## AIM OF THE EXERCISE
Copy out all of the entries exactly as they appear.

## RECORD SET
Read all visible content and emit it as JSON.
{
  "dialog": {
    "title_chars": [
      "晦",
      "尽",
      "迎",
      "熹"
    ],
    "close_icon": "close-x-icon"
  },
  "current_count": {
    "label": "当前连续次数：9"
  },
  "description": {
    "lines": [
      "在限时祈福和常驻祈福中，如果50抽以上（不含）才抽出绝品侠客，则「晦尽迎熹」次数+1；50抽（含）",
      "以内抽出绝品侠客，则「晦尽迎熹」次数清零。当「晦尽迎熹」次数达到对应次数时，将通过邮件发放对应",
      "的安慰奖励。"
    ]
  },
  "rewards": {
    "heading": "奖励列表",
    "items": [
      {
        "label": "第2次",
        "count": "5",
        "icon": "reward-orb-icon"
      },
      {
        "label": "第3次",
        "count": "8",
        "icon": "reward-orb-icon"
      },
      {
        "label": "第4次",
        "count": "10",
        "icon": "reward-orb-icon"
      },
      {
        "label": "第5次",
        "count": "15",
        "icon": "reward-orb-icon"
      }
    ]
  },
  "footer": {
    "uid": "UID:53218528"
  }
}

## SOLUTION
Read all visible content and emit it as JSON.
{
  "dialog": {
    "title_chars": [
      "晦",
      "尽",
      "迎",
      "熹"
    ],
    "close_icon": "close-x-icon"
  },
  "current_count": {
    "label": "当前连续次数：9"
  },
  "description": {
    "lines": [
      "在限时祈福和常驻祈福中，如果50抽以上（不含）才抽出绝品侠客，则「晦尽迎熹」次数+1；50抽（含）",
      "以内抽出绝品侠客，则「晦尽迎熹」次数清零。当「晦尽迎熹」次数达到对应次数时，将通过邮件发放对应",
      "的安慰奖励。"
    ]
  },
  "rewards": {
    "heading": "奖励列表",
    "items": [
      {
        "label": "第2次",
        "count": "5",
        "icon": "reward-orb-icon"
      },
      {
        "label": "第3次",
        "count": "8",
        "icon": "reward-orb-icon"
      },
      {
        "label": "第4次",
        "count": "10",
        "icon": "reward-orb-icon"
      },
      {
        "label": "第5次",
        "count": "15",
        "icon": "reward-orb-icon"
      }
    ]
  },
  "footer": {
    "uid": "UID:53218528"
  }
}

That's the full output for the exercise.